The document calls for the unbanning of political parties and the release of all political prisoners in Swaziland. No mention, though, of Zimbabwe. While progress on implementing the Global Political Agreement in Zimbabwe is one of the successes of the Zuma administration, much still has to be done there.

South Africa’s foreign policy since 1994 has been characterised by a mixture of idealism and pragmatism, altruism and self-interest. Domestically, the lack of clear linkages between the local and the foreign created resentment of President Mbeki’s international forays. The Zuma administration has sought to rebalance those perceptions by emphasising (as the Mangaung document states), that ‘our international relations policy is directly informed by our domestic policy, and vice versa’.

The ANC proposes a review of SA’s foreign policy and a discussion of the national interest. Agreeing what our national interest should be and how should it be pursued in our foreign policy is key to this review.

Placing the Mangaung proposals against the background of recent global developments there are four sets of questions that the ANC should ask in its deliberations there:

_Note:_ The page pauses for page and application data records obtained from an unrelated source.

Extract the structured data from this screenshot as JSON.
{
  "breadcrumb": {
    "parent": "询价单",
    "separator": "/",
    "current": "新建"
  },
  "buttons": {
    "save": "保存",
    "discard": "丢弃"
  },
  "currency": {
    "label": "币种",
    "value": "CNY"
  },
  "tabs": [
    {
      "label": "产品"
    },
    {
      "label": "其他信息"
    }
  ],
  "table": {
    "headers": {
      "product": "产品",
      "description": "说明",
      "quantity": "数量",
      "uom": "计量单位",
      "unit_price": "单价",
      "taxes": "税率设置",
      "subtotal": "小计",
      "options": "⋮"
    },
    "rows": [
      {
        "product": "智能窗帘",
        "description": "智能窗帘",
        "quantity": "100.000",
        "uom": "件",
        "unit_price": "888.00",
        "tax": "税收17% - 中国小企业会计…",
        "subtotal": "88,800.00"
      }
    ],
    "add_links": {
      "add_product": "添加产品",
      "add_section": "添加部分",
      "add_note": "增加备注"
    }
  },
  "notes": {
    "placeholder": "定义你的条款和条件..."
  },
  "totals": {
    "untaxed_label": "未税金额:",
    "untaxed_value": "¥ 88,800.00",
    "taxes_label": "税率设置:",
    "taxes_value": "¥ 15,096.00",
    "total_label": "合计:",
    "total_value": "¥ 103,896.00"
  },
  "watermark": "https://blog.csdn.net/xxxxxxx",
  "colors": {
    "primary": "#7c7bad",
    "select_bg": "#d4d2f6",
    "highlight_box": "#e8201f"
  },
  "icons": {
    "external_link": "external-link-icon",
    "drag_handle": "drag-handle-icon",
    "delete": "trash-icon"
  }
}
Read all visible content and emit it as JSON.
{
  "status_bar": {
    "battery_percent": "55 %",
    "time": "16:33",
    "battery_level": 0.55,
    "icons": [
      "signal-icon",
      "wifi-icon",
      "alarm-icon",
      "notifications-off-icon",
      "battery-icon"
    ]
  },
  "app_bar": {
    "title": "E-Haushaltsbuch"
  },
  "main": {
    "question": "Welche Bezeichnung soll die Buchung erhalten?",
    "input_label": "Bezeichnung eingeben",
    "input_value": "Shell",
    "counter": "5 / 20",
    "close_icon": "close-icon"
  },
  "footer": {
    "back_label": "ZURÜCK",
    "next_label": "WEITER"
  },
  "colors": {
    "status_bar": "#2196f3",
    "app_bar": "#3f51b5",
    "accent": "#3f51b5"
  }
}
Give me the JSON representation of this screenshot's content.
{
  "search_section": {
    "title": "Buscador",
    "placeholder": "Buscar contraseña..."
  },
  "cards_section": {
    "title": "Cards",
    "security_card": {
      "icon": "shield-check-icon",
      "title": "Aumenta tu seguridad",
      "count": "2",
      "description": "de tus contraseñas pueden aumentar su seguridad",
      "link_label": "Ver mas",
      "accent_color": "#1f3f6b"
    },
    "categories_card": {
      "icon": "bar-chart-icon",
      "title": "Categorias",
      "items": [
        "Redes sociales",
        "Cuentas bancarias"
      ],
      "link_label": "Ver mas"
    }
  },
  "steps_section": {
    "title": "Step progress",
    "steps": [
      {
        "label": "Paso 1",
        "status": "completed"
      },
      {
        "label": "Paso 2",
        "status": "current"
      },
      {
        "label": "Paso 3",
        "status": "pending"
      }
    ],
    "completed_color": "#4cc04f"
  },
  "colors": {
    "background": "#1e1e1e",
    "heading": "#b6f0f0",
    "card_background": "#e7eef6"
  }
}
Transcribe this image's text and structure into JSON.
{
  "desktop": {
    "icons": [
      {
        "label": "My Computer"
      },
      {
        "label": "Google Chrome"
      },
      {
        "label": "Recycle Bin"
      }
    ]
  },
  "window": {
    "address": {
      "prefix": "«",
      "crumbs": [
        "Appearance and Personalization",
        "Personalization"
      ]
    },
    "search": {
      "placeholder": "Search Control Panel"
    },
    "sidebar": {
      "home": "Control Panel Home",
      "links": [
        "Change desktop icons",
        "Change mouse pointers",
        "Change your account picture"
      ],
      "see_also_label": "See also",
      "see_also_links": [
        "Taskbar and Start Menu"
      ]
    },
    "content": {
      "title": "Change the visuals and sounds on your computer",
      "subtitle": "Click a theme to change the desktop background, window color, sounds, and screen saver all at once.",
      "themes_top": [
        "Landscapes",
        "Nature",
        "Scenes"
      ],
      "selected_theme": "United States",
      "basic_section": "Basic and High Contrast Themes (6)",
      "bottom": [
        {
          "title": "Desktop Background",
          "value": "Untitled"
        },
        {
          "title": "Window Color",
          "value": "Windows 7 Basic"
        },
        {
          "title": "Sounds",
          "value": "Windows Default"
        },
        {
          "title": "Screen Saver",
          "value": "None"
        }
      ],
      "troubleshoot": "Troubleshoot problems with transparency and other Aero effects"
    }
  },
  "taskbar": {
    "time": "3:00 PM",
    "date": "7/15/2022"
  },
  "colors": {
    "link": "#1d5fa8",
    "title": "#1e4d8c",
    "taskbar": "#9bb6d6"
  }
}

First, human rights and democracy have rooted themselves in many countries, but challenges to freedoms still remain, not least in our immediate region. Without eroding sovereignty, how can we overcome elite impunity in authoritarian states to ensure people’s voices are heard? In considering Libya and the ongoing civil war in Syria, can force be a necessary tool of diplomacy in facilitating the end of violence against civilians? South Africa has hesitated to support the use of force in Africa and beyond, rightly arguing that the consequences may do more harm than good. But as the German strategist von Clausewitz argued, war is the continuation of politics by other means. Is there ever a situation when the time for talking is over?

Second, global values are in flux. South Africa has espoused certain principles in the way it has operated in conflict resolution and in global governance fora. It has found common cause with key emerging countries in the South, such as India, Brazil and China in advancing the cause of reform of global institutions. But it is unclear how much agreement there is on the ‘what’ and the ‘how’ of reform. How will SA square that circle in its engagement with its Southern partners and with its Africa Agenda?

Third, multi-polarity is emerging, even though the US remains the super-dominant power. But as budding superpowers rise, they too see multilateralism as a messy and unnecessary constraint on their power. How should South Africa engage with both established and emerging powers to strengthen commitment to effective cooperation?

Lastly, in this complex world, ‘strategic partnerships’ are essential tools in countries’ foreign policies. They serve two purposes. Firstly, they play an important bilateral role, for example in the economic sphere where they have great potential for trade, investment and innovation opportunities. Secondly, they can achieve broader goals related to global challenges where both countries share common interests and principles.

Such global challenges don’t fall into the narrow self-interest category, but rather should help advance global and regional public goods. South Africa has advanced the public goods agenda since 1994, especially in its contribution to continental institution-building. Many of those successes were achieved by building strategic African partnerships, a approach South Africa should adopt as Madame Dlamini-Zuma settles into the tough job of AU Chair. But who should we prioritise in our strategic partnerships in Africa, the South and the North?

Underlying all of this is South Africa’s ability to manage its internal socio-economic difficulties in a manner that illustrates its commitment to the values espoused in its constitution. After all, external expectations of South Africa as a significant global player emanate from the soft power of our values, our political transformation, and our commitment to being a shareholder in shaping the new interdependent enterprise that is our planet. That is where our credibility, reliability and legitimacy lie.